There is a growing Israeli involvement in southern Syria, Elizabeth Tsurkov—a research fellow focusing on Syria at the Israeli think tank The Forum for Regional Thinking—reported in War on the Rocks last week. Israel’s increased involvement is the result of its realization that neither Russia nor the US are prepared to deal with Iran’s ever-growing presence in Syria, Tsurkov wrote, warning, however, that civilians and rebels in southern Syria are now expecting continued Israeli support, which is well outside its capability.
Before the Russian intervention of September 2015 in Syria, Israel encouraged the Obama administration to increase its support for the Free Syrian Army’s Southern Front, but the Obama White House was keeping its involvement to a minimum. Israel filled some of the gap with limited humanitarian aid, as well as medical treatment to more than 5,000 Syrians in Israeli hospitals.
After the Russian intervention, Israel expected them to take over from the Iranians, and established a communication channel with the Russian army to monitor the transition. But the Assad regime was only too happy to keep both the Russians and the Iranians in place – which cut sharply into the numbers and fighting capacity of the rebels. Meanwhile, the Russians have restrained Israel’s freedom of operation in Syria.
“Israel’s support is intended to protect its border area from encroachment by Iranian proxies, but also to enable the rebels to more effectively fight the local ISIS affiliate, Jaysh Khalid ibn al-Walid,” Tsurkov reported. This support includes more than merely materiel and cash, “but also drone strikes and shelling with high-precision missiles on ISIS targets during defensive and offensive rebel operations in the Yarmouk basin.”
Israeli airstrikes killed a large number of ISIS fighters near al-Jabiliya, she reported, and as recently as February 1, the IDF fired precision-guided anti-tank missiles at ISIS targets in western Daraa, to help a rebels’ failed offensive.
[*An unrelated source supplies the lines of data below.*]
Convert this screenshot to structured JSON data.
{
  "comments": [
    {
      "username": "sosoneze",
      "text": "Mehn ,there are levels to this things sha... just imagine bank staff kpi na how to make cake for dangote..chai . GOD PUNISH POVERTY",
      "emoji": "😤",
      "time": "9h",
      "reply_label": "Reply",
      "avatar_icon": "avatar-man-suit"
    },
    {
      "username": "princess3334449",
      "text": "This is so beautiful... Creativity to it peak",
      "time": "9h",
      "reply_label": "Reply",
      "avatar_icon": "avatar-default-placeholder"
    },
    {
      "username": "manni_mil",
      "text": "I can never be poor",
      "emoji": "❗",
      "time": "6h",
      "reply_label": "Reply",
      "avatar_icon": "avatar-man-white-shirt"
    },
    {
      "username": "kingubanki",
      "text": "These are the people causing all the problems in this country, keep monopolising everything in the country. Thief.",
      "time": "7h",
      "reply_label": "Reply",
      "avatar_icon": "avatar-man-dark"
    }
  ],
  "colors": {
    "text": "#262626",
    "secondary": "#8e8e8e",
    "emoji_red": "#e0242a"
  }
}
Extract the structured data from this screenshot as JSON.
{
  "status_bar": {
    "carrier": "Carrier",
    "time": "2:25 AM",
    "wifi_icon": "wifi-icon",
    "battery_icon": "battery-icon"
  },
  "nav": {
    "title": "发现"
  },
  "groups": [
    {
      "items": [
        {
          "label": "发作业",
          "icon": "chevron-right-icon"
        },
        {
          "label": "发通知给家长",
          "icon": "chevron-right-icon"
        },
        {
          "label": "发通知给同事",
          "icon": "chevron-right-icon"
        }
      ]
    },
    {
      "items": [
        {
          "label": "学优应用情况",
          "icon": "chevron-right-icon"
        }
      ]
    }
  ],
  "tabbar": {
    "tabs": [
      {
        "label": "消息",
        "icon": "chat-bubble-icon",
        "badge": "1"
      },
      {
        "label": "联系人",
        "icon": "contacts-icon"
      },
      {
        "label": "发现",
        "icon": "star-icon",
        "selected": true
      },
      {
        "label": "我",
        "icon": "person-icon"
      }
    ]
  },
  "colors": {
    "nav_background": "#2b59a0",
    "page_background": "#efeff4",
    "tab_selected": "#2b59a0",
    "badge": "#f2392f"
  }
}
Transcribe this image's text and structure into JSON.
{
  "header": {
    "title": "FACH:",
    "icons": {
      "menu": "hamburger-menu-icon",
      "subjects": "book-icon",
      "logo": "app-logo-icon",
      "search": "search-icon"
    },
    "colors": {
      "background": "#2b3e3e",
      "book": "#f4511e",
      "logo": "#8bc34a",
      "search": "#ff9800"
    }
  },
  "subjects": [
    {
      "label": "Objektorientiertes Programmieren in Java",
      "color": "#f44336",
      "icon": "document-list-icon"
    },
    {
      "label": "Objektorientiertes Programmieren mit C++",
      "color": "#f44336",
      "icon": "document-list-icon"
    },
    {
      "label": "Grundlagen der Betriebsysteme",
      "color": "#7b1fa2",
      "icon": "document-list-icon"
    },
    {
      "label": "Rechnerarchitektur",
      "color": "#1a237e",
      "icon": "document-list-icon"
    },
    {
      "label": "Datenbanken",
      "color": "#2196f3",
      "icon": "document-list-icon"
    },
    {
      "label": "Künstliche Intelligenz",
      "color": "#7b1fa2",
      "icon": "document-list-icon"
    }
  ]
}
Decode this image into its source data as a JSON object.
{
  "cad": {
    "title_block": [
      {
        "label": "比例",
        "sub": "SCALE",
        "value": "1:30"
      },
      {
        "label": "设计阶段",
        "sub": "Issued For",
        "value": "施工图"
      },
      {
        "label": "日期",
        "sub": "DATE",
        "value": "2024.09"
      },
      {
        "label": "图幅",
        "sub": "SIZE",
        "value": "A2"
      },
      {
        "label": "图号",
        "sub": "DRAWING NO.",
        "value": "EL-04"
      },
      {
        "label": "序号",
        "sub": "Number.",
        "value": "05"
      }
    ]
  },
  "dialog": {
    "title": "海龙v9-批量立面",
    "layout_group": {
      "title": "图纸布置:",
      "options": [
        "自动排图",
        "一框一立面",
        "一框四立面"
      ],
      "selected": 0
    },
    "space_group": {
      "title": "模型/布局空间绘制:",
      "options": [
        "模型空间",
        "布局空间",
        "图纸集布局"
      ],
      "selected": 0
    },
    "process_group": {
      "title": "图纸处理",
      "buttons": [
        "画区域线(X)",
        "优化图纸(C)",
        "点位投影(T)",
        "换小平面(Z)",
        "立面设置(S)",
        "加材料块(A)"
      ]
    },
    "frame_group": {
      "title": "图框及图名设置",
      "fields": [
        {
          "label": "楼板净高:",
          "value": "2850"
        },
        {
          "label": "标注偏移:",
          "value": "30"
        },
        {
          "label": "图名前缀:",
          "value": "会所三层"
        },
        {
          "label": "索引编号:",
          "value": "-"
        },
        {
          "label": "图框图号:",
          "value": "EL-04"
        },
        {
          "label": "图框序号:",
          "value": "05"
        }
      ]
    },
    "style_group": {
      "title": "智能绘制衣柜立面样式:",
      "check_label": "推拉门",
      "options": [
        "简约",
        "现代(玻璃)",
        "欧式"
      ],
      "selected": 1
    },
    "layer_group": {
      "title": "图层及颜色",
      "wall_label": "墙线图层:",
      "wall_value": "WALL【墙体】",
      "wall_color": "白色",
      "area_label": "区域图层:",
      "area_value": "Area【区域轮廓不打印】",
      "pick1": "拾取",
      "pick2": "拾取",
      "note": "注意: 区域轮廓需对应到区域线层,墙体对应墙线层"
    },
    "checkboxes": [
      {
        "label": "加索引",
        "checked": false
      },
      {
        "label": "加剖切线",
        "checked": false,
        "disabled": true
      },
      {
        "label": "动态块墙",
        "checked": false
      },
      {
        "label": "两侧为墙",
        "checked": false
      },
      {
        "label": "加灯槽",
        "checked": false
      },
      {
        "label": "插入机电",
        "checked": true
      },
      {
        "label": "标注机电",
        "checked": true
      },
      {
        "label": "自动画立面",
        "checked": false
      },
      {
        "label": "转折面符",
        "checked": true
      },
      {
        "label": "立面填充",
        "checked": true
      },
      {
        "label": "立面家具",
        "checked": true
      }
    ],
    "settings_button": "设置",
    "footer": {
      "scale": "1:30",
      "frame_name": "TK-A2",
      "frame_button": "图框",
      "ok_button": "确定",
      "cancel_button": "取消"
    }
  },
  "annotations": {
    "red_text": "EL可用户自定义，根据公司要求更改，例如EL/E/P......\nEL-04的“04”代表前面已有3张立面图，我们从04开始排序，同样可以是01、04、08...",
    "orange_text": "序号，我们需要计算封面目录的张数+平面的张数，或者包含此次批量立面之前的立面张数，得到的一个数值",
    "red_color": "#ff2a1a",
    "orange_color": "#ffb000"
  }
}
Thousands of Syrians who live along the Israeli border are surviving thanks to Israeli aid, according to Tsurkov, who noted that “Syrians who return from medical treatment in Israel tell their friends and relatives about the high quality of the care and describe Israel as a beautiful and highly advanced country.”
Tsurkov concludes pessimistically: “It remains to be seen whether Israel will manage to secure a deal that prevents Iranian proxies from entering the border region or acquiesces to their presence,” but, meanwhile, Israeli support to the rebels and the civilian population in southern Syria are creating expectations “among residents of southern Syria that Israel is unlikely to meet.”